The myth tells the tragic tale of a hunter and a mountain nymph. A love story—but also not quite a love story—the pair's love, inevitably, causes their own demise.Narcissus was a hunter born in Thespiae, Boeotia, Greece. He was written to be a beautiful young man (for a mortal), and broke the hearts of many women with his aloof and distant approach to those who loved him. Narcissus was in fact a believer that no woman or man was worthy of his wholehearted love—as he himself was the most beautiful being there was.
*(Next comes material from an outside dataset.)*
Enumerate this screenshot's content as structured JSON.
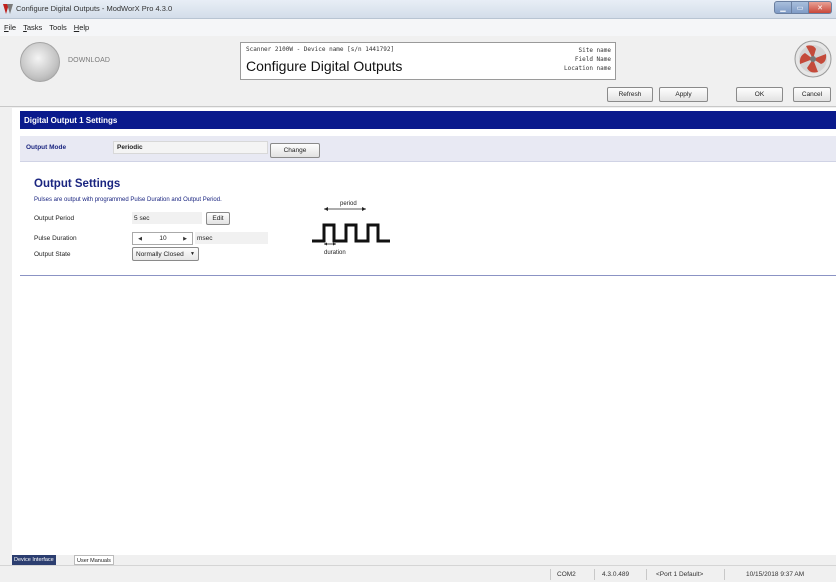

He never chased his women, believing that his beauty was so blinding that one could never pass him without falling in love.From here, Ovid takes a moment to introduce us to Echo, a beautiful nymph, who resided up in the mountains on Mount Cithaeron (a mountain range between Boeotia and Attica, Greece). The nymphs were known to be very beautiful and alluring spirits, so much so they regularly seen visits from Zeus himself. One day Hera grew suspicious of Zeus' too-long-at-the-office disappearance and figured she'd find him somewhere dancing with the mountain nymphs again.
Various myths proved Hera was not often wrong about her hot to trot husband's location, and this time proved no different. Tonight, he was among the mountain tops. Echo was written to have been a bit of a motor-mouth, and it is debated whether Zeus asked her to distract an oncoming raging Hera by talking to her, so he could escape, or if Echo took it upon her noble self. Nonetheless, Hera of course is aware of Echo's tactics and unimpressed. Hera punishes her by taking away her voice, leaving her only able to repeat the sentences of others, or whatever she hears.
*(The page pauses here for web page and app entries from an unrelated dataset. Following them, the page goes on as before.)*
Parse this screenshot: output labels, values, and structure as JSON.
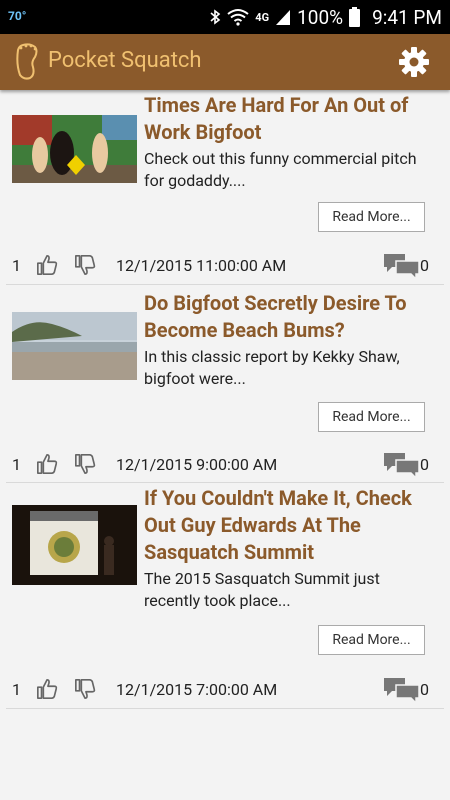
{
  "status": {
    "temperature": "70°",
    "network": "4G",
    "battery": "100%",
    "time": "9:41 PM"
  },
  "app": {
    "title": "Pocket Squatch"
  },
  "articles": [
    {
      "title": "Times Are Hard For An Out of Work Bigfoot",
      "summary": "Check out this funny commercial pitch for godaddy....",
      "read_more": "Read More...",
      "likes": "1",
      "date": "12/1/2015 11:00:00 AM",
      "comments": "0"
    },
    {
      "title": "Do Bigfoot Secretly Desire To Become Beach Bums?",
      "summary": "In this classic report by Kekky Shaw, bigfoot were...",
      "read_more": "Read More...",
      "likes": "1",
      "date": "12/1/2015 9:00:00 AM",
      "comments": "0"
    },
    {
      "title": "If You Couldn't Make It, Check Out Guy Edwards At The Sasquatch Summit",
      "summary": "The 2015 Sasquatch Summit just recently took place...",
      "read_more": "Read More...",
      "likes": "1",
      "date": "12/1/2015 7:00:00 AM",
      "comments": "0"
    }
  ]
}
It is noted that Echo spent a lot of time with Artemis, the Goddess of hunting, and this could be why Echo in particular was picked as the prime partner for Narcissus as opposed to the other beautiful Nymphs he could have had little interest in; they both related to hunting.We then return to the myth at hand, with a bit more backstory into our protagonist pair.
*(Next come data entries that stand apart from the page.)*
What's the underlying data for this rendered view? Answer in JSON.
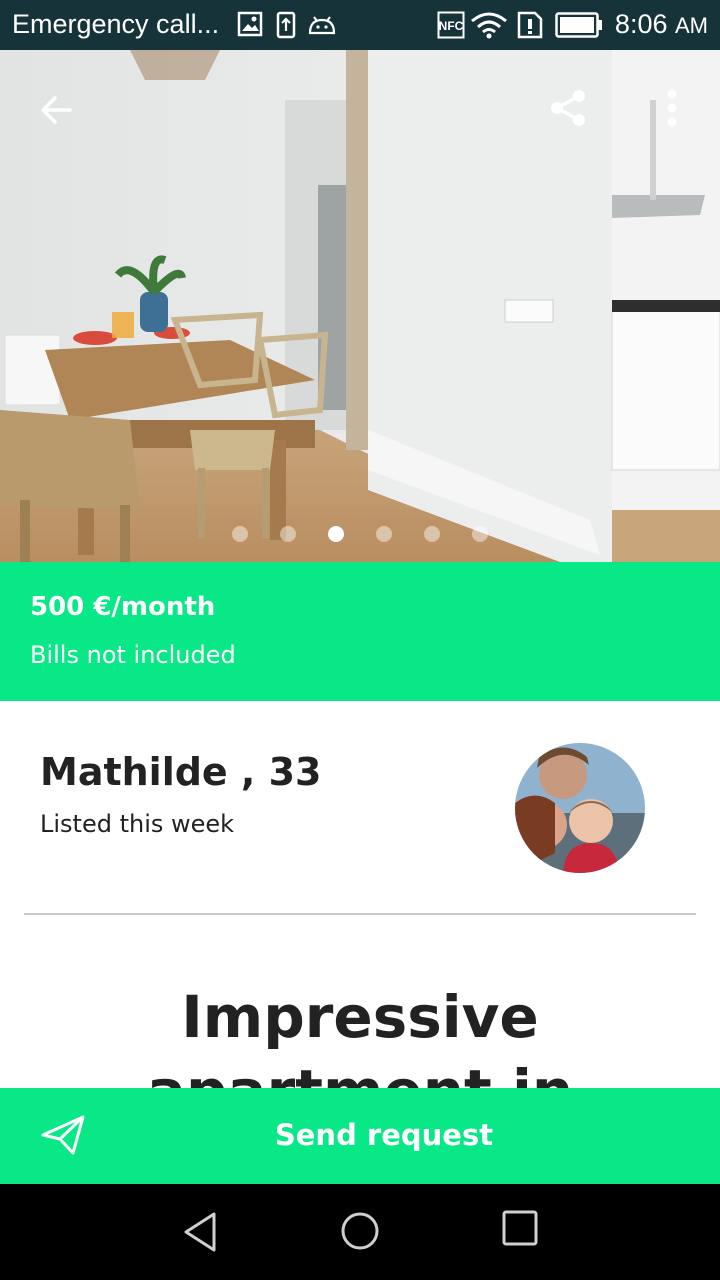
{
  "status_bar": {
    "title": "Emergency call...",
    "time": "8:06",
    "ampm": "AM",
    "icons": [
      "image-icon",
      "upload-icon",
      "android-icon",
      "nfc-icon",
      "wifi-icon",
      "sim-alert-icon",
      "battery-icon"
    ]
  },
  "hero": {
    "icons": [
      "back-arrow-icon",
      "share-icon",
      "more-vert-icon"
    ],
    "carousel": {
      "total": 6,
      "active_index": 2
    }
  },
  "price": {
    "amount": "500 €/month",
    "note": "Bills not included"
  },
  "host": {
    "name": "Mathilde , 33",
    "listed": "Listed this week"
  },
  "listing": {
    "title": "Impressive apartment in the"
  },
  "actions": {
    "send_label": "Send request",
    "send_icon": "send-icon"
  },
  "nav": {
    "icons": [
      "nav-back-icon",
      "nav-home-icon",
      "nav-recents-icon"
    ]
  },
  "colors": {
    "accent": "#09e886",
    "status_bar": "#17333a",
    "text_dark": "#222222"
  }
}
Echo was said to have been roaming the woods, when she bumps into the beautiful Narcissus. He had lost his men hunting, and was alone. Stunned by his beauty, she hides, and gazes from a distance.
"Is anybody here?" he exclaims, upon hearing a rustling shrub.
"Here!" Echo echos.
Suddenly, she leaps out from hiding, and grabs him, lunging at him, throwing her arms around him. Naturally, Narcissus freaks out at this strange nymph.
"Let me go! I would die before I'd want you!"
Despite these cruel words, Echo grew love for the hunter (*eye-roll*), and isolated herself among the forest. She pines out for him, allowing herself to famish in both lovesickness and shame, knowing he will never want her. Eventually, our nymph Echo withers away to nothing, only dust among the mountain tops, leaving her voice behind her to echo through the mountainous valleys as a reminder of unrequited love's cruel fate (*heavy eye-roll*).
Meanwhile, Narcissus had run away from the nymph, and bumps into another group of nymphs who fall heavy for the proud hunter. He, of course, believing there is no match for himself, declines all he meets along his journeys and beyond. It is said these 'lovers' call on Nemesis, praying for punishment upon Narcissus.
For punishment for his arrogance and mean spirited nature, Nemesis answers the prayers against him and punishes him by falling in love with his own reflection.
Narcissus comes across a lakeside, and reaches down for a drink from the water. Suddenly, he sees himself in the rippling water and is mesmerised by the beauty of the being staring back. He falls in love with this image of true, real beauty and reaches down to touch them. However, whenever he touches the water, the reflection disappears, causing Narcissus to believe his new lover is "running away" from him.
Why would they run away from me? What is wrong with me?
Whether or not Narcissus knows it is himself or another being in the reflection is commonly argued. Regardless, his unrequited love with his own reflection causes Narcissus to lay by the waterside for days without eating or drinking in involuntary protest in lovesickness and shame. Sound familiar?
Narcissus died, with his dust turning into a common lakeside flower, the Narcissus daffodil.
Narcissus' punishment mirrors or reflects (ba-dum-tss) Echo's suffering. It mirrors the unrequited love of Echo's feelings towards him (as he can never have whom is in the water) and also emits the same shame and suffering upon him on which he brought upon Echo by believing a lover is trying to escape you (What's wrong with me? Why would they run away from me?). The punishment also enhances his already feelings about himself to the extreme—who else would fall in love with themselves so easily? Giving the same inevitable outcome to both parties—death.